From Cereal Crops to Tomatoes
By Mohammed Ussani Ladan. Mohammed lives in the Ringimawa community at Garum Mallam and is a leader in his community mosque.
KANO STATE, NIGERIA — Mohammed Ussani Ladan is 63 years old, with two wives and 13 children. He is well known in his community as the largest local grower of cereal crops, but he expanded to include vegetables after East-West Seed Knowledge Transfer Foundation (EWS-KT) visited his community to provide training and establish a tomato demonstration project.
Mohammed began to show interest in the techniques he learned from the training. He said, “I have planted cereal crops in my farm, but I have a small plot I can spare to replicate all I have learned from EWS-KT through the Technical Field Officer.”
The trial came out so well that he couldn’t consume all the produce and took some to the market to sell. This boosted his interest further, and he now has a 210-square-metre plot where he is growing tomatoes and onions, using EWS-KT techniques from seed to harvest. “A trial has convinced me,” he said.
Mohammed is extremely grateful that his path crossed with this foundation that is changing the lives of smallholder farmers in his community and throughout Kano State.
Transforming Nigeria’s Vegetable Market contributes to more resilient and more efficient vegetable production by introducing new varieties, adapted technologies, and evidence-based knowledge and skills. Making vegetables more widely available on the market at affordable prices will lead to improved nutrition amongst local, low-income households in Kaduna and Kano states.
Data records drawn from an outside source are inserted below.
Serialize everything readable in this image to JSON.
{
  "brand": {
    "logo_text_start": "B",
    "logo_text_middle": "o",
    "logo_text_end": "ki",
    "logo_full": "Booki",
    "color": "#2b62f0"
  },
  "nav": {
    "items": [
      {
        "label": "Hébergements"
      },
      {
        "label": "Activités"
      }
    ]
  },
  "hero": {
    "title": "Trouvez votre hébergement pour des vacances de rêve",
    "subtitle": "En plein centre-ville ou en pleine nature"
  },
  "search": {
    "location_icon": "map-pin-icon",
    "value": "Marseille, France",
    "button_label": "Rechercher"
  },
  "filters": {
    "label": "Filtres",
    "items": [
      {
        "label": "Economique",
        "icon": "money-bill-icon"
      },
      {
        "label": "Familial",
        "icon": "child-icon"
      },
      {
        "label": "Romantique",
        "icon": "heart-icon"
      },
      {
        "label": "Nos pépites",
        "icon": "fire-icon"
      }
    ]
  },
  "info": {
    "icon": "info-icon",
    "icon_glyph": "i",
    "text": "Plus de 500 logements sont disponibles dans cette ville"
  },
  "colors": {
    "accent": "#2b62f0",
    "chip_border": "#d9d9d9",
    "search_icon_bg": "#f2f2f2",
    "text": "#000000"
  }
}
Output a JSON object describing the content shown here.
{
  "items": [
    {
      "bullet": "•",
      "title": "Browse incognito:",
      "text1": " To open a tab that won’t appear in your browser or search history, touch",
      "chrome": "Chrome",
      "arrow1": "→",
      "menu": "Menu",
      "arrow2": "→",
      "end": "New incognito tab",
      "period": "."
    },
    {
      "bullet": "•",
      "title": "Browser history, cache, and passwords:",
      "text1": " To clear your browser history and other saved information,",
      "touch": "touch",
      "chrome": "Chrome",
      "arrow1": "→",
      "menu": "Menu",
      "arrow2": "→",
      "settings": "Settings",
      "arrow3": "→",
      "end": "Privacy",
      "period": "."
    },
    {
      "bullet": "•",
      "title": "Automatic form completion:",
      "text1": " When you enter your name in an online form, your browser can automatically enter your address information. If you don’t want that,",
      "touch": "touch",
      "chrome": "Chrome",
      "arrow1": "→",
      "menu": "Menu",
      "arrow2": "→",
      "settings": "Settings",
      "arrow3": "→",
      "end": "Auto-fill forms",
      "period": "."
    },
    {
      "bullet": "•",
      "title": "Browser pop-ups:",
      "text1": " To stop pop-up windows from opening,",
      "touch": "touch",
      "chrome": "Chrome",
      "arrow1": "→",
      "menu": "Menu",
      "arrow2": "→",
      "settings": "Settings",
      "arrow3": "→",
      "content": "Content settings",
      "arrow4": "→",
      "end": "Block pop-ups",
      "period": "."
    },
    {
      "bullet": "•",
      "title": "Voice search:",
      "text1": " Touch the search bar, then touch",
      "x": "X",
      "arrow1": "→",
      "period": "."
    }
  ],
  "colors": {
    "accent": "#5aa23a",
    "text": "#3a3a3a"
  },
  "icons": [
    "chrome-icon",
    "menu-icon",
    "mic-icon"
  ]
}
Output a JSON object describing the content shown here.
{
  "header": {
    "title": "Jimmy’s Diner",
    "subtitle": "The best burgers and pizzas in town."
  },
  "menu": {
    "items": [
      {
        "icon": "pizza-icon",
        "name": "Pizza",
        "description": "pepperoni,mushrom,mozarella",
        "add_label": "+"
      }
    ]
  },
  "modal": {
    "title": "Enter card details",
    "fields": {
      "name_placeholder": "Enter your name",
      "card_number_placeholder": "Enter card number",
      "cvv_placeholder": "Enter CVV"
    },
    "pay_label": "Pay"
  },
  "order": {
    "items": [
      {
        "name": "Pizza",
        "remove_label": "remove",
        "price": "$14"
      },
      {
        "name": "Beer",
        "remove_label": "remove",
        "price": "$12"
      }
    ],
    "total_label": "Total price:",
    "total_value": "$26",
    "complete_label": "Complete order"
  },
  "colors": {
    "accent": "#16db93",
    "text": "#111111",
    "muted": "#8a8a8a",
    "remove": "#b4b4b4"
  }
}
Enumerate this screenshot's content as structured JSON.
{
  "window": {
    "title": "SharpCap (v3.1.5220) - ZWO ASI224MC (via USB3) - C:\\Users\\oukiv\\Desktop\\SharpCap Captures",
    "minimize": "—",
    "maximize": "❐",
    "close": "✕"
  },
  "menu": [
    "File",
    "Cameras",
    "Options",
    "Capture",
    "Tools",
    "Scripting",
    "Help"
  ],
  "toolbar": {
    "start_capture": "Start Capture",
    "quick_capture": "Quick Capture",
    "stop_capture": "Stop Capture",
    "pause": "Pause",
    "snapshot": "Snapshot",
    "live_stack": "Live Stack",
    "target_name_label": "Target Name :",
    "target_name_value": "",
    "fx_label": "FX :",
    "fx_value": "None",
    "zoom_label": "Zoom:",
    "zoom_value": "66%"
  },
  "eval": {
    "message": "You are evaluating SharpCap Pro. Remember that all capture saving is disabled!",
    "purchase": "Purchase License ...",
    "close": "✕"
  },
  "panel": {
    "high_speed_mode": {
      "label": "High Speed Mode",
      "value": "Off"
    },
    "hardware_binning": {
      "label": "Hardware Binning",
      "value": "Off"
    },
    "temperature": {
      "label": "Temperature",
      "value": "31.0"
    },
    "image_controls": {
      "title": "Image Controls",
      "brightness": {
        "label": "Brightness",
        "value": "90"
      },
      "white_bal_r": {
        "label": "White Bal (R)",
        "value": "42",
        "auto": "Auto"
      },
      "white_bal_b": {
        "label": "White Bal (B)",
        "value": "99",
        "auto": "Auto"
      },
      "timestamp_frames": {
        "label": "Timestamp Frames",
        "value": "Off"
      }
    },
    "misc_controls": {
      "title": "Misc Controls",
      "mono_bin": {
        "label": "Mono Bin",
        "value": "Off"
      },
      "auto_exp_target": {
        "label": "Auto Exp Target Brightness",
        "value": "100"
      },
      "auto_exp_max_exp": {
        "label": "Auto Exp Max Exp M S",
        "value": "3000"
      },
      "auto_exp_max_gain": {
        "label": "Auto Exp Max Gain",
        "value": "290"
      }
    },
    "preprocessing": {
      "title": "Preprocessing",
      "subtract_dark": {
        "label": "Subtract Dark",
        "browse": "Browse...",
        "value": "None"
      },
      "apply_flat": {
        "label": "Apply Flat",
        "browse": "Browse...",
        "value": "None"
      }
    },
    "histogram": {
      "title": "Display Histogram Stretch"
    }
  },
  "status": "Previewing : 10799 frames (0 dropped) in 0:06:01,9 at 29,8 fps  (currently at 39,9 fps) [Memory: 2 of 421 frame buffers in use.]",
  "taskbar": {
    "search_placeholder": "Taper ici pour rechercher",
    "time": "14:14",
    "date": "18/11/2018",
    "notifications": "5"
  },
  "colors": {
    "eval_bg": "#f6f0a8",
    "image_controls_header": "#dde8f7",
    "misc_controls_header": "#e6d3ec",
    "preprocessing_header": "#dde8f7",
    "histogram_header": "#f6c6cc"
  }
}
This project is co-funded by SDG Partnership Facility, a grant programme of the Dutch Ministry of Foreign Affairs managed by RVO. This project is led by EWS-KT in collaboration with our partners Wageningen University & Research, Solidaridad Network West Africa, Ministry of Agriculture & Forestry Kaduna State, and Ahmadu Bello University.